These Greek capitals, black with age, and quite deeply graven in the stone, with I know not what signs peculiar to Gothic caligraphy imprinted upon their forms and upon their attitudes, as though with the purpose of revealing that it had been a hand of the Middle Ages which had inscribed them there, and especially the fatal and melancholy meaning contained in them, struck the author deeply.
He questioned himself; he sought to divine who could have been that soul in torment which had not been willing to quit this world without leaving this stigma of crime or unhappiness upon the brow of the ancient church.
Afterwards, the wall was whitewashed or scraped down, I know not which, and the inscription disappeared.

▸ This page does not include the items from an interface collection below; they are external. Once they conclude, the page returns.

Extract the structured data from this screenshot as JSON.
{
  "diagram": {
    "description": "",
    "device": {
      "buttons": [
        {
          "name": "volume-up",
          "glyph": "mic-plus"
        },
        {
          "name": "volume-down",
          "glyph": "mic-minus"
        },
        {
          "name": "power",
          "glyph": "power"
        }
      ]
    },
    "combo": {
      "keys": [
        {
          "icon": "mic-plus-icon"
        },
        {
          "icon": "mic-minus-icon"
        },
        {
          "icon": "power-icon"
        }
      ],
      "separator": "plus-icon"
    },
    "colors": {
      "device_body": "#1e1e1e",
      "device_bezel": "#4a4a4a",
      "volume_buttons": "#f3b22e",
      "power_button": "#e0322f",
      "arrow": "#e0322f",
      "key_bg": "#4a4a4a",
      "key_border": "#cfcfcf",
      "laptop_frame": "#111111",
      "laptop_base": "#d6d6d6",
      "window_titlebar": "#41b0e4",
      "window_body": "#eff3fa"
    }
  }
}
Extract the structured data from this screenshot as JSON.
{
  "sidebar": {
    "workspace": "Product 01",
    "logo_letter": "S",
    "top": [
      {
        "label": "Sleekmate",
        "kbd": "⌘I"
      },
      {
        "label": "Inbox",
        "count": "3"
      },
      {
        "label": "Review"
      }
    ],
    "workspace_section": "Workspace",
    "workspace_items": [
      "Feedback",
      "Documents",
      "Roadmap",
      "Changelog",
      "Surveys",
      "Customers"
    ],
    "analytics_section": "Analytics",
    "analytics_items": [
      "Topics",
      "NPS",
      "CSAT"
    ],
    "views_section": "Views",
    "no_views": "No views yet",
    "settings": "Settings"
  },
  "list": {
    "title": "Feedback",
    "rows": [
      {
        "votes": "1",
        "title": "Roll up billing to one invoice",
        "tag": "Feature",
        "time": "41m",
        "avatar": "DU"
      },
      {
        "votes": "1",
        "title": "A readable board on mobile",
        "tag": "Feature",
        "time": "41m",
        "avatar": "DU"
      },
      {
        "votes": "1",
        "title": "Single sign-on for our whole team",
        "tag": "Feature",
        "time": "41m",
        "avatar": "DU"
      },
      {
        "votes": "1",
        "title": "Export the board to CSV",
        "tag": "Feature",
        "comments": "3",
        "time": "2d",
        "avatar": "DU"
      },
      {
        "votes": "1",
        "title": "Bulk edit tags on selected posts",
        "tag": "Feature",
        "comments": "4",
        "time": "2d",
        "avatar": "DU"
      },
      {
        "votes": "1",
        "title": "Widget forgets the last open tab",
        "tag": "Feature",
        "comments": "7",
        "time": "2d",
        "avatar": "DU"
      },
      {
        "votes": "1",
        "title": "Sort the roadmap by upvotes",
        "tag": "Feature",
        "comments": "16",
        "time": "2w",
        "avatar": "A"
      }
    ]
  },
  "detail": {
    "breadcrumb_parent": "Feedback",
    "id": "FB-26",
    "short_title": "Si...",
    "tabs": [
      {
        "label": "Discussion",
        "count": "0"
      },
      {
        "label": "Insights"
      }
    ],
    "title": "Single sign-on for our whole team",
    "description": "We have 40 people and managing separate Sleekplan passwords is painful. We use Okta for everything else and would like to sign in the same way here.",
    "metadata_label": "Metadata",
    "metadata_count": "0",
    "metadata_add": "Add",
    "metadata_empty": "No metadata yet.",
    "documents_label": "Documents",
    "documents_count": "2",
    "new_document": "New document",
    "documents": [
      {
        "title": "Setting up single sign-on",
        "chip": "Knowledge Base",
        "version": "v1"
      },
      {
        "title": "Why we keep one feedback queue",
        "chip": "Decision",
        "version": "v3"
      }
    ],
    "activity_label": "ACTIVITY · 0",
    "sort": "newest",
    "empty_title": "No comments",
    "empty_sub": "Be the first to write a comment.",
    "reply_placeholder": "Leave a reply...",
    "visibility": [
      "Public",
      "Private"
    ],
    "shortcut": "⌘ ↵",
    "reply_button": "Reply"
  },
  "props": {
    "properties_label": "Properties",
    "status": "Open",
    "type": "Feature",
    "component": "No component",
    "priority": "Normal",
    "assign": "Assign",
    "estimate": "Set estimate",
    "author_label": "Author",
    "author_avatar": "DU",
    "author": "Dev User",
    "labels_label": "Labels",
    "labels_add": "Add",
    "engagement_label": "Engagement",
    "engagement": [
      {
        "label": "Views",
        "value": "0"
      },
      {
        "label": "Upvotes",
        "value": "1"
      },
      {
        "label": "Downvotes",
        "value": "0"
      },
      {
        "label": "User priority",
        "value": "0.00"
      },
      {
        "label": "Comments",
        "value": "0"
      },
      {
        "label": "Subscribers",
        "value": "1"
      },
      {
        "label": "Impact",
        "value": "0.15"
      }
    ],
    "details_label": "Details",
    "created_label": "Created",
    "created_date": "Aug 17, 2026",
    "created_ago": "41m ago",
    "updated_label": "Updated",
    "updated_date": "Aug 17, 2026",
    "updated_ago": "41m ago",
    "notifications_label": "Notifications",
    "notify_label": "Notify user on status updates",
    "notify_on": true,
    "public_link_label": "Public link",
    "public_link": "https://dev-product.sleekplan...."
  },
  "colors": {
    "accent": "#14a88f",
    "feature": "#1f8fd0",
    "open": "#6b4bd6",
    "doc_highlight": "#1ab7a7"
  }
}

For it is thus that people have been in the habit of proceeding with the marvellous churches of the Middle Ages for the last two hundred years. Mutilations come to them from every quarter, from within as well as from without. The priest whitewashes them, the archdeacon scrapes them down; then the populace arrives and demolishes them.
Thus, with the exception of the fragile memory which the author of this book here consecrates to it, there remains to-day nothing whatever of the mysterious word engraved within the gloomy tower of Notre-Dame,—nothing of the destiny which it so sadly summed up. The man who wrote that word upon the wall disappeared from the midst of the generations of man many centuries ago; the word, in its turn, has been effaced from the wall of the church; the church will, perhaps, itself soon disappear from the face of the earth.
It is upon this word that this book is founded.
Scholars will debate forever whether the epigraph was real or a device. It doesn’t really matter though; Hunchback is a tragedy, very much in the vein of Greek tragedies, about loss and time and the human condition. The original builders of cathedrals thought they were building monuments to God that would last forever. Our mortality tells us that is not possible. But perhaps we now have an opportunity, as the cleanup and restoration of Notre Dame de Paris begins, to realize that when we mortals do build something great, or rather have greatness passed to us, how we will be remembered lies in how we handle that gift.
Time devours. Man is stupid. Fire burns.
Rebuild Notre Dame anyway.